With that said, when you feel great and your intestinal tract is in balance, a whole host of opportunities open up, including creating a foundation or starting point for exercise. In fact, if you want a healthy digestive system, you need to exercise regularly. Exercise helps you achieve the obvious, which is maintaining optimal weight. However, exercise also stimulates the digestive tract as well as helps to decrease indigestion. If you are overweight, you are more likely to have digestive problems. Exercise will help you lose weight which will, in turn, improve digestive health.
Probiotics and Enzymes for Digestive Health
Maintaining balance in your digestive tract can be a challenge, especially with processed foods being so prevalent in today’s world, Therefore, in an effort to sustain a long-term exercise program to maintain an ideal weight and ultimately digestive health, I always recommend supplementing with probiotics and digestive enzymes.
Probiotics: There are a plethora of foods that contain probiotic bacteria many of which can be found in health food stores nationwide. Yogurt is perhaps the best known food that contains probiotics. Kefir, fermented vegetables, and some cheeses are examples of other probiotic foods. The good bacteria contained in probiotic foods will help establish or maintain a population of “beneficial” bacteria in the gut that will keep the gut in balance. There are also many probiotic supplements on the market. These probiotic supplements contain a different balance of good bacteria for both the large and small intestines. They include probiotics such as Lactobacillus and Bifidobacterium. These micro-organisms are found in large numbers in the normal healthy intestine. However, you should consult your health professional on the different strains that are available, potency, etc., as all probiotics are not created equal.
Digestive Enzymes: Digestive enzymes are proteins that your body uses to break down the food we eat into useful nutrients and waste products. You can only get the full benefit of food and nutritional supplements if your body has enough enzymes to properly digest and absorb the nutrients. However, many digestive enzymes are found only in raw foods. We live in an age of processed foods so most of us eat little, if any, raw food. Additional digestive enzymes are produced by the body, but this process becomes less efficient with age. A lack of digestive enzymes can contribute to a myriad of illnesses including many digestive maladies. Many people supplement with digestive enzymes to increase digestive enzyme levels in the body which dramatically improves digestive health.

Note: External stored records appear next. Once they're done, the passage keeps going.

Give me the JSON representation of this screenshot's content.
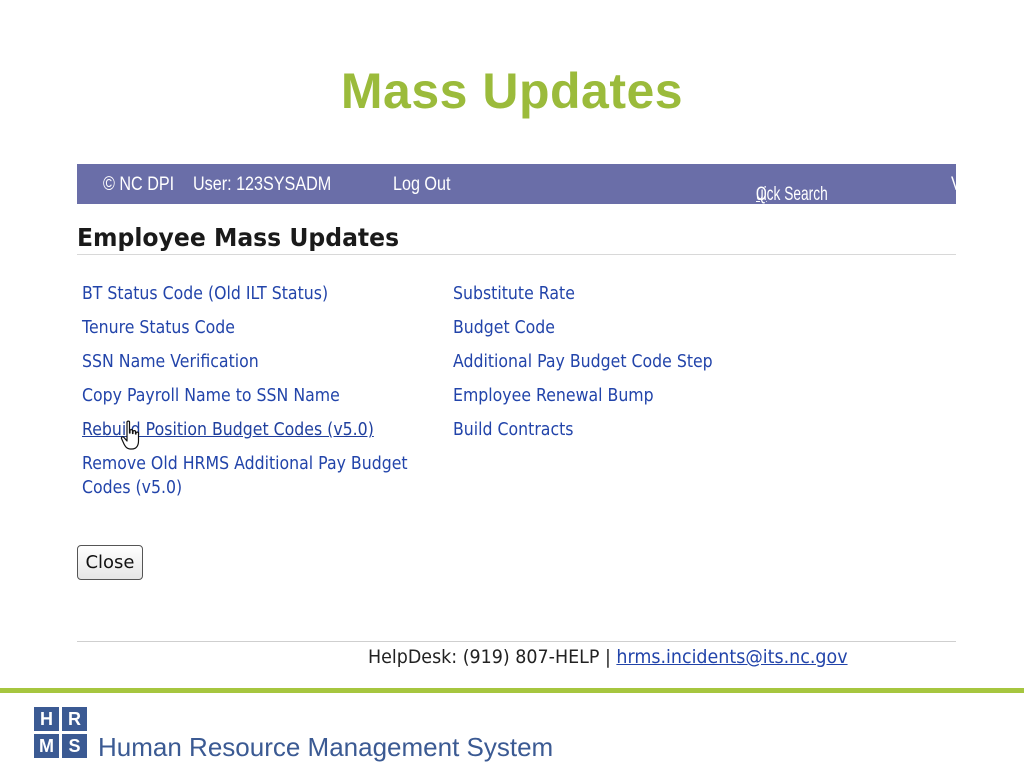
{
  "slide": {
    "title": "Mass Updates"
  },
  "topbar": {
    "copyright": "© NC DPI",
    "user": "User: 123SYSADM",
    "logout": "Log Out",
    "quick_search_first": "Q",
    "quick_search_rest": "uick Search",
    "edge_char": "V"
  },
  "page": {
    "heading": "Employee Mass Updates"
  },
  "links": {
    "left": [
      "BT Status Code (Old ILT Status)",
      "Tenure Status Code",
      "SSN Name Verification",
      "Copy Payroll Name to SSN Name",
      "Rebuild Position Budget Codes (v5.0)",
      "Remove Old HRMS Additional Pay Budget Codes (v5.0)"
    ],
    "right": [
      "Substitute Rate",
      "Budget Code",
      "Additional Pay Budget Code Step",
      "Employee Renewal Bump",
      "Build Contracts"
    ]
  },
  "buttons": {
    "close": "Close"
  },
  "footer": {
    "helpdesk": "HelpDesk: (919) 807-HELP",
    "separator": "|",
    "email": "hrms.incidents@its.nc.gov"
  },
  "brand": {
    "logo_letters": [
      "H",
      "R",
      "M",
      "S"
    ],
    "name": "Human Resource Management System"
  },
  "colors": {
    "title_green": "#9bbb3b",
    "topbar_bg": "#6a6ea8",
    "link_blue": "#2244aa",
    "brand_blue": "#3b5a93",
    "accent_line": "#a6c63f"
  },
  "icons": {
    "cursor": "hand-pointer-icon"
  }
}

Achieving and maintaining a healthy digestive system can be easily accomplished and ultimately will fuel good exercise habits. If you establish a solid regimen of food and supplements and incorporate strategic exercise, you will not only realize great digestive health but also maintain it. Always remember, if your gut is healthy, you will be well on your way to optimal health.